ASSIGNMENT: Return only how many lines in the data include the string "woman".

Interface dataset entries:
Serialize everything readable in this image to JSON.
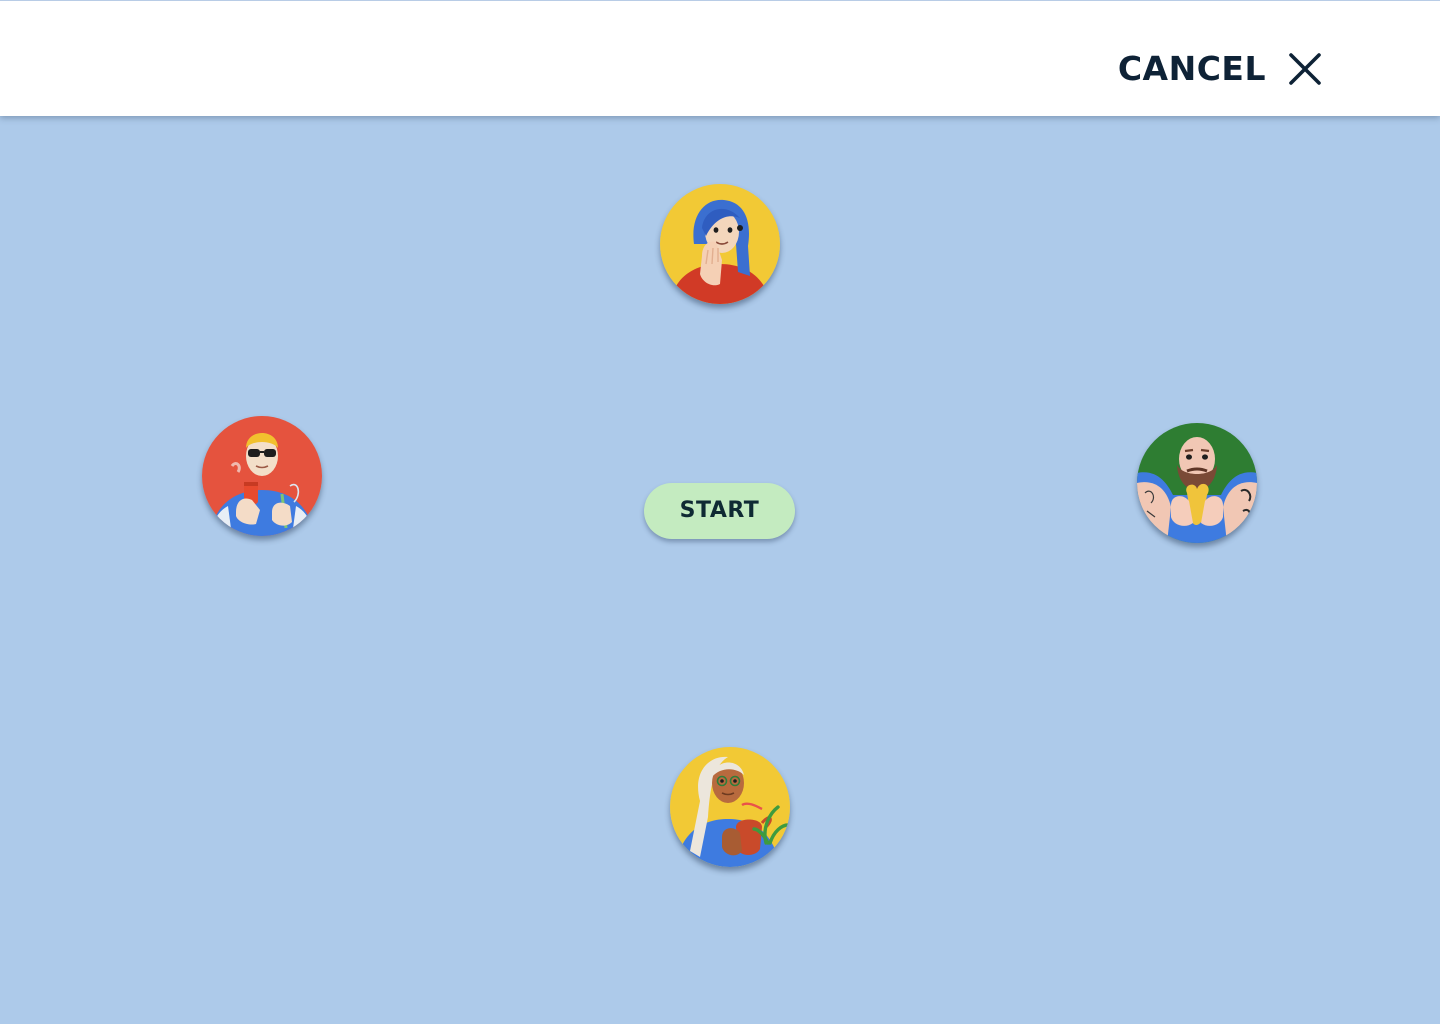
{
  "header": {
    "cancel_label": "CANCEL",
    "cancel_icon": "close-icon"
  },
  "main": {
    "start_label": "START",
    "avatars": [
      {
        "id": "top",
        "background": "#F2C935",
        "description_icon": "avatar-blue-hair-woman"
      },
      {
        "id": "left",
        "background": "#E5533E",
        "description_icon": "avatar-sunglasses-man"
      },
      {
        "id": "right",
        "background": "#2E7D32",
        "description_icon": "avatar-bearded-man"
      },
      {
        "id": "bottom",
        "background": "#F2C935",
        "description_icon": "avatar-woman-with-plant"
      }
    ]
  },
  "colors": {
    "page_background": "#ADCAEA",
    "header_background": "#FFFFFF",
    "start_button": "#C4EBC0",
    "text_dark": "#0E2236"
  }
}
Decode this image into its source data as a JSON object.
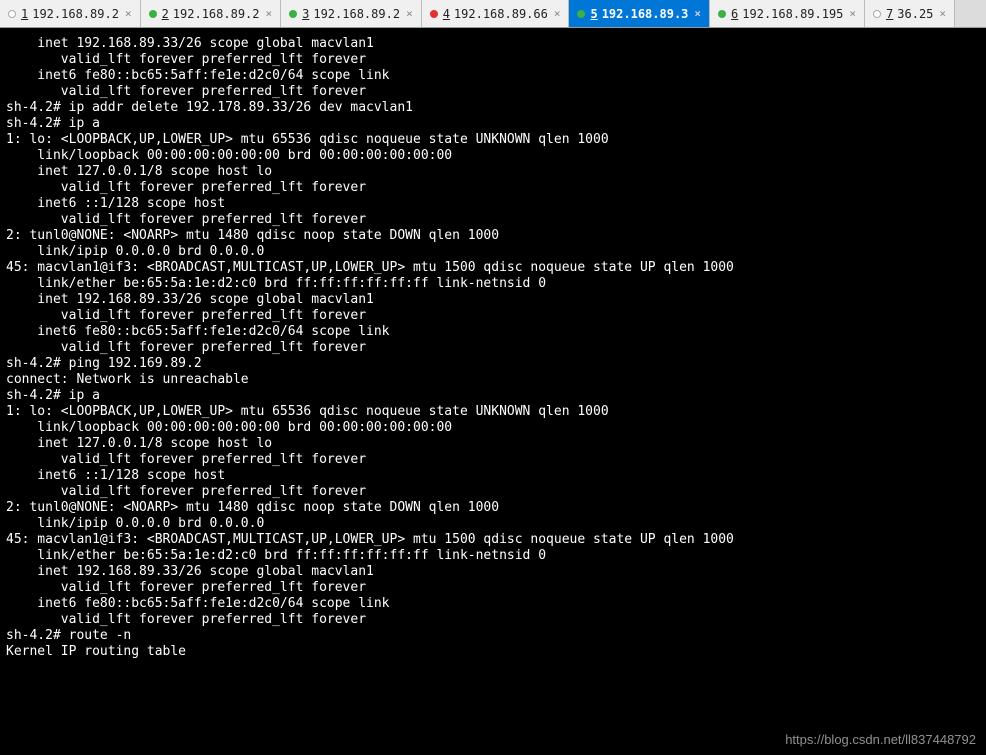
{
  "tabs": [
    {
      "num": "1",
      "label": "192.168.89.2",
      "dot": "white",
      "active": false
    },
    {
      "num": "2",
      "label": "192.168.89.2",
      "dot": "green",
      "active": false
    },
    {
      "num": "3",
      "label": "192.168.89.2",
      "dot": "green",
      "active": false
    },
    {
      "num": "4",
      "label": "192.168.89.66",
      "dot": "red",
      "active": false
    },
    {
      "num": "5",
      "label": "192.168.89.3",
      "dot": "green",
      "active": true
    },
    {
      "num": "6",
      "label": "192.168.89.195",
      "dot": "green",
      "active": false
    },
    {
      "num": "7",
      "label": "36.25",
      "dot": "white",
      "active": false
    }
  ],
  "terminal_lines": [
    "    inet 192.168.89.33/26 scope global macvlan1",
    "       valid_lft forever preferred_lft forever",
    "    inet6 fe80::bc65:5aff:fe1e:d2c0/64 scope link",
    "       valid_lft forever preferred_lft forever",
    "sh-4.2# ip addr delete 192.178.89.33/26 dev macvlan1",
    "sh-4.2# ip a",
    "1: lo: <LOOPBACK,UP,LOWER_UP> mtu 65536 qdisc noqueue state UNKNOWN qlen 1000",
    "    link/loopback 00:00:00:00:00:00 brd 00:00:00:00:00:00",
    "    inet 127.0.0.1/8 scope host lo",
    "       valid_lft forever preferred_lft forever",
    "    inet6 ::1/128 scope host",
    "       valid_lft forever preferred_lft forever",
    "2: tunl0@NONE: <NOARP> mtu 1480 qdisc noop state DOWN qlen 1000",
    "    link/ipip 0.0.0.0 brd 0.0.0.0",
    "45: macvlan1@if3: <BROADCAST,MULTICAST,UP,LOWER_UP> mtu 1500 qdisc noqueue state UP qlen 1000",
    "    link/ether be:65:5a:1e:d2:c0 brd ff:ff:ff:ff:ff:ff link-netnsid 0",
    "    inet 192.168.89.33/26 scope global macvlan1",
    "       valid_lft forever preferred_lft forever",
    "    inet6 fe80::bc65:5aff:fe1e:d2c0/64 scope link",
    "       valid_lft forever preferred_lft forever",
    "sh-4.2# ping 192.169.89.2",
    "connect: Network is unreachable",
    "sh-4.2# ip a",
    "1: lo: <LOOPBACK,UP,LOWER_UP> mtu 65536 qdisc noqueue state UNKNOWN qlen 1000",
    "    link/loopback 00:00:00:00:00:00 brd 00:00:00:00:00:00",
    "    inet 127.0.0.1/8 scope host lo",
    "       valid_lft forever preferred_lft forever",
    "    inet6 ::1/128 scope host",
    "       valid_lft forever preferred_lft forever",
    "2: tunl0@NONE: <NOARP> mtu 1480 qdisc noop state DOWN qlen 1000",
    "    link/ipip 0.0.0.0 brd 0.0.0.0",
    "45: macvlan1@if3: <BROADCAST,MULTICAST,UP,LOWER_UP> mtu 1500 qdisc noqueue state UP qlen 1000",
    "    link/ether be:65:5a:1e:d2:c0 brd ff:ff:ff:ff:ff:ff link-netnsid 0",
    "    inet 192.168.89.33/26 scope global macvlan1",
    "       valid_lft forever preferred_lft forever",
    "    inet6 fe80::bc65:5aff:fe1e:d2c0/64 scope link",
    "       valid_lft forever preferred_lft forever",
    "sh-4.2# route -n",
    "Kernel IP routing table"
  ],
  "watermark": "https://blog.csdn.net/ll837448792"
}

REPLY: 2